• _Entries shown_
Start of Block
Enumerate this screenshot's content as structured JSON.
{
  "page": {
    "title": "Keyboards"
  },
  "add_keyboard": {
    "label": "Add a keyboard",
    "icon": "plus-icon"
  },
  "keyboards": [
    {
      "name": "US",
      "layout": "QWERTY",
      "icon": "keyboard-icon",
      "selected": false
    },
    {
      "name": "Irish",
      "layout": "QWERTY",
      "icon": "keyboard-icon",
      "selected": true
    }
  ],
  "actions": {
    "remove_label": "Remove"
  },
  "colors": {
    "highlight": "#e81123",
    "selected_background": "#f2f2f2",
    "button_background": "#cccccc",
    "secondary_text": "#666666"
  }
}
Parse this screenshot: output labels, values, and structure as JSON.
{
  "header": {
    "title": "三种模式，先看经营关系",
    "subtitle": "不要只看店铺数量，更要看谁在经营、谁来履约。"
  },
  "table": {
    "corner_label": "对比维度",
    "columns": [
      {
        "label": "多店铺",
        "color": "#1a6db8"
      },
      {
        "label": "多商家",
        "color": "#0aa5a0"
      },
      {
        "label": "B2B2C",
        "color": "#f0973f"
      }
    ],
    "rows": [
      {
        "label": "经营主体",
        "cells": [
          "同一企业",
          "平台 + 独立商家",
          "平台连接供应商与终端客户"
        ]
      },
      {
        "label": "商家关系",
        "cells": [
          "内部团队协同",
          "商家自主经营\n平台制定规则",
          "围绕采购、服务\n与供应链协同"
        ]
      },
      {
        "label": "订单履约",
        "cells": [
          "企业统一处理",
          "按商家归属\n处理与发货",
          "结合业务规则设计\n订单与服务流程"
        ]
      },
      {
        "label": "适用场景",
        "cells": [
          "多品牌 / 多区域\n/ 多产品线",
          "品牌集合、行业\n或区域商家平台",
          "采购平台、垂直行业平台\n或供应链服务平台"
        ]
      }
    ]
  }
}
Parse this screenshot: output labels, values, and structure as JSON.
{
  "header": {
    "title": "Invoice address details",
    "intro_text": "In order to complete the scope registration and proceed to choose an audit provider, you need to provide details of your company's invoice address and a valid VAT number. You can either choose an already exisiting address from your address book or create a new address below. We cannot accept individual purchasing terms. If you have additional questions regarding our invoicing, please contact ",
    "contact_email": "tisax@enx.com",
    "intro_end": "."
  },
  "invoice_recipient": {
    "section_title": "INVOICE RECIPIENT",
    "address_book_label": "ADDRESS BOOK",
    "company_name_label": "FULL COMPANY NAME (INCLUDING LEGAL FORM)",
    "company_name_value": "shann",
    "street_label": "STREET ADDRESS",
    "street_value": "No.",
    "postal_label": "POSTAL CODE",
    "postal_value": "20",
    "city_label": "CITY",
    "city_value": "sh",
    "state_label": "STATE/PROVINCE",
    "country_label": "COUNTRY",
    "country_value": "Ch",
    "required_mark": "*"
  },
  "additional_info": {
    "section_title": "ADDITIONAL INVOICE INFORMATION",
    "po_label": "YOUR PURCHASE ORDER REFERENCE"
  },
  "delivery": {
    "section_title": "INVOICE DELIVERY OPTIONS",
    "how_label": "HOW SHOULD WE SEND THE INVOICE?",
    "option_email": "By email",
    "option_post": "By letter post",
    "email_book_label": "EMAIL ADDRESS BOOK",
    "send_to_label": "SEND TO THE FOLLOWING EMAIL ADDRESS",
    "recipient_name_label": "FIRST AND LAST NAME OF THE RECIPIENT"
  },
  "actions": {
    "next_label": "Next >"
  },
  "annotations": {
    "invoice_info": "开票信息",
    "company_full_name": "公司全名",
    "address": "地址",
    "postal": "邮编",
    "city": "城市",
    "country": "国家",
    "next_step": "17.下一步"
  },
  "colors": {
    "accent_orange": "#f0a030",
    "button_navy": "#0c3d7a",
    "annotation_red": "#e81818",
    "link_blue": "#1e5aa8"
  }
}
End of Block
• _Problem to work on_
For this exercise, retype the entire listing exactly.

• _Response area_
Enumerate this screenshot's content as structured JSON.
{
  "page": {
    "title": "Keyboards"
  },
  "add_keyboard": {
    "label": "Add a keyboard",
    "icon": "plus-icon"
  },
  "keyboards": [
    {
      "name": "US",
      "layout": "QWERTY",
      "icon": "keyboard-icon",
      "selected": false
    },
    {
      "name": "Irish",
      "layout": "QWERTY",
      "icon": "keyboard-icon",
      "selected": true
    }
  ],
  "actions": {
    "remove_label": "Remove"
  },
  "colors": {
    "highlight": "#e81123",
    "selected_background": "#f2f2f2",
    "button_background": "#cccccc",
    "secondary_text": "#666666"
  }
}
Parse this screenshot: output labels, values, and structure as JSON.
{
  "header": {
    "title": "三种模式，先看经营关系",
    "subtitle": "不要只看店铺数量，更要看谁在经营、谁来履约。"
  },
  "table": {
    "corner_label": "对比维度",
    "columns": [
      {
        "label": "多店铺",
        "color": "#1a6db8"
      },
      {
        "label": "多商家",
        "color": "#0aa5a0"
      },
      {
        "label": "B2B2C",
        "color": "#f0973f"
      }
    ],
    "rows": [
      {
        "label": "经营主体",
        "cells": [
          "同一企业",
          "平台 + 独立商家",
          "平台连接供应商与终端客户"
        ]
      },
      {
        "label": "商家关系",
        "cells": [
          "内部团队协同",
          "商家自主经营\n平台制定规则",
          "围绕采购、服务\n与供应链协同"
        ]
      },
      {
        "label": "订单履约",
        "cells": [
          "企业统一处理",
          "按商家归属\n处理与发货",
          "结合业务规则设计\n订单与服务流程"
        ]
      },
      {
        "label": "适用场景",
        "cells": [
          "多品牌 / 多区域\n/ 多产品线",
          "品牌集合、行业\n或区域商家平台",
          "采购平台、垂直行业平台\n或供应链服务平台"
        ]
      }
    ]
  }
}
Parse this screenshot: output labels, values, and structure as JSON.
{
  "header": {
    "title": "Invoice address details",
    "intro_text": "In order to complete the scope registration and proceed to choose an audit provider, you need to provide details of your company's invoice address and a valid VAT number. You can either choose an already exisiting address from your address book or create a new address below. We cannot accept individual purchasing terms. If you have additional questions regarding our invoicing, please contact ",
    "contact_email": "tisax@enx.com",
    "intro_end": "."
  },
  "invoice_recipient": {
    "section_title": "INVOICE RECIPIENT",
    "address_book_label": "ADDRESS BOOK",
    "company_name_label": "FULL COMPANY NAME (INCLUDING LEGAL FORM)",
    "company_name_value": "shann",
    "street_label": "STREET ADDRESS",
    "street_value": "No.",
    "postal_label": "POSTAL CODE",
    "postal_value": "20",
    "city_label": "CITY",
    "city_value": "sh",
    "state_label": "STATE/PROVINCE",
    "country_label": "COUNTRY",
    "country_value": "Ch",
    "required_mark": "*"
  },
  "additional_info": {
    "section_title": "ADDITIONAL INVOICE INFORMATION",
    "po_label": "YOUR PURCHASE ORDER REFERENCE"
  },
  "delivery": {
    "section_title": "INVOICE DELIVERY OPTIONS",
    "how_label": "HOW SHOULD WE SEND THE INVOICE?",
    "option_email": "By email",
    "option_post": "By letter post",
    "email_book_label": "EMAIL ADDRESS BOOK",
    "send_to_label": "SEND TO THE FOLLOWING EMAIL ADDRESS",
    "recipient_name_label": "FIRST AND LAST NAME OF THE RECIPIENT"
  },
  "actions": {
    "next_label": "Next >"
  },
  "annotations": {
    "invoice_info": "开票信息",
    "company_full_name": "公司全名",
    "address": "地址",
    "postal": "邮编",
    "city": "城市",
    "country": "国家",
    "next_step": "17.下一步"
  },
  "colors": {
    "accent_orange": "#f0a030",
    "button_navy": "#0c3d7a",
    "annotation_red": "#e81818",
    "link_blue": "#1e5aa8"
  }
}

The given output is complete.